Task brief
All that is needed is every record, duplicated exactly.

Provided records
--------------------------------

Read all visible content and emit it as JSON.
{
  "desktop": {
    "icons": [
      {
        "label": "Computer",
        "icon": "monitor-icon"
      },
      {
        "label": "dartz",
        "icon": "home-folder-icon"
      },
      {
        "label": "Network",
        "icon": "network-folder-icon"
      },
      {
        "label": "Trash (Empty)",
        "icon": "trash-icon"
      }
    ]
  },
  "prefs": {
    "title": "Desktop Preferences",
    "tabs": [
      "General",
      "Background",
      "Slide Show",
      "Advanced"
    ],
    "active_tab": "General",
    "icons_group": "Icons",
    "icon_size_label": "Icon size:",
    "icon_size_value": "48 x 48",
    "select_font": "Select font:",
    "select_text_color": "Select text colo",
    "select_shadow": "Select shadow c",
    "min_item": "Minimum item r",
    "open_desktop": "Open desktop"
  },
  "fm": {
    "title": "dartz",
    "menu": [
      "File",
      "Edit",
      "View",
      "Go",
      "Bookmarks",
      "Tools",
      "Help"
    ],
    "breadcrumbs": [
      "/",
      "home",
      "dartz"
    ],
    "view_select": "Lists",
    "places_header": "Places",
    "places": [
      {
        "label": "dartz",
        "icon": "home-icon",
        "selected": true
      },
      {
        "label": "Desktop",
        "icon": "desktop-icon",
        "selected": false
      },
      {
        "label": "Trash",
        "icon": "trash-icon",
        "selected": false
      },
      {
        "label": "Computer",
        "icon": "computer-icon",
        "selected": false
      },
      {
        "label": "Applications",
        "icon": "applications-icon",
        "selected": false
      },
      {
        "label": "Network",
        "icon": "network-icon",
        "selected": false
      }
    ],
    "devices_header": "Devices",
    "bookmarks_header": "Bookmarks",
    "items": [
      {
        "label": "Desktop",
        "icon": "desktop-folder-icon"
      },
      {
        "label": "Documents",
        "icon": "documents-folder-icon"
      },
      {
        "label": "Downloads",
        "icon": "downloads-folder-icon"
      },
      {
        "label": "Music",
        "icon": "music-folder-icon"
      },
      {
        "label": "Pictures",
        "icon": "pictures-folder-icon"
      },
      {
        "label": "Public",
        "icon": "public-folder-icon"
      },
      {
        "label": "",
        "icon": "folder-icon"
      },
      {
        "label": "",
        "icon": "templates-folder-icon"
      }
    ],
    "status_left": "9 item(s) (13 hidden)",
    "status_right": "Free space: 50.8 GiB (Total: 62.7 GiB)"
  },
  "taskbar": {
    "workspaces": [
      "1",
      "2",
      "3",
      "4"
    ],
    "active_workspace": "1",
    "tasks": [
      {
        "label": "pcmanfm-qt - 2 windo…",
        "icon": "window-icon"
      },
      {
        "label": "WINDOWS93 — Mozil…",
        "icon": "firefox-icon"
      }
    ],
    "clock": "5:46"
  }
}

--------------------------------

Task output
Read all visible content and emit it as JSON.
{
  "desktop": {
    "icons": [
      {
        "label": "Computer",
        "icon": "monitor-icon"
      },
      {
        "label": "dartz",
        "icon": "home-folder-icon"
      },
      {
        "label": "Network",
        "icon": "network-folder-icon"
      },
      {
        "label": "Trash (Empty)",
        "icon": "trash-icon"
      }
    ]
  },
  "prefs": {
    "title": "Desktop Preferences",
    "tabs": [
      "General",
      "Background",
      "Slide Show",
      "Advanced"
    ],
    "active_tab": "General",
    "icons_group": "Icons",
    "icon_size_label": "Icon size:",
    "icon_size_value": "48 x 48",
    "select_font": "Select font:",
    "select_text_color": "Select text colo",
    "select_shadow": "Select shadow c",
    "min_item": "Minimum item r",
    "open_desktop": "Open desktop"
  },
  "fm": {
    "title": "dartz",
    "menu": [
      "File",
      "Edit",
      "View",
      "Go",
      "Bookmarks",
      "Tools",
      "Help"
    ],
    "breadcrumbs": [
      "/",
      "home",
      "dartz"
    ],
    "view_select": "Lists",
    "places_header": "Places",
    "places": [
      {
        "label": "dartz",
        "icon": "home-icon",
        "selected": true
      },
      {
        "label": "Desktop",
        "icon": "desktop-icon",
        "selected": false
      },
      {
        "label": "Trash",
        "icon": "trash-icon",
        "selected": false
      },
      {
        "label": "Computer",
        "icon": "computer-icon",
        "selected": false
      },
      {
        "label": "Applications",
        "icon": "applications-icon",
        "selected": false
      },
      {
        "label": "Network",
        "icon": "network-icon",
        "selected": false
      }
    ],
    "devices_header": "Devices",
    "bookmarks_header": "Bookmarks",
    "items": [
      {
        "label": "Desktop",
        "icon": "desktop-folder-icon"
      },
      {
        "label": "Documents",
        "icon": "documents-folder-icon"
      },
      {
        "label": "Downloads",
        "icon": "downloads-folder-icon"
      },
      {
        "label": "Music",
        "icon": "music-folder-icon"
      },
      {
        "label": "Pictures",
        "icon": "pictures-folder-icon"
      },
      {
        "label": "Public",
        "icon": "public-folder-icon"
      },
      {
        "label": "",
        "icon": "folder-icon"
      },
      {
        "label": "",
        "icon": "templates-folder-icon"
      }
    ],
    "status_left": "9 item(s) (13 hidden)",
    "status_right": "Free space: 50.8 GiB (Total: 62.7 GiB)"
  },
  "taskbar": {
    "workspaces": [
      "1",
      "2",
      "3",
      "4"
    ],
    "active_workspace": "1",
    "tasks": [
      {
        "label": "pcmanfm-qt - 2 windo…",
        "icon": "window-icon"
      },
      {
        "label": "WINDOWS93 — Mozil…",
        "icon": "firefox-icon"
      }
    ],
    "clock": "5:46"
  }
}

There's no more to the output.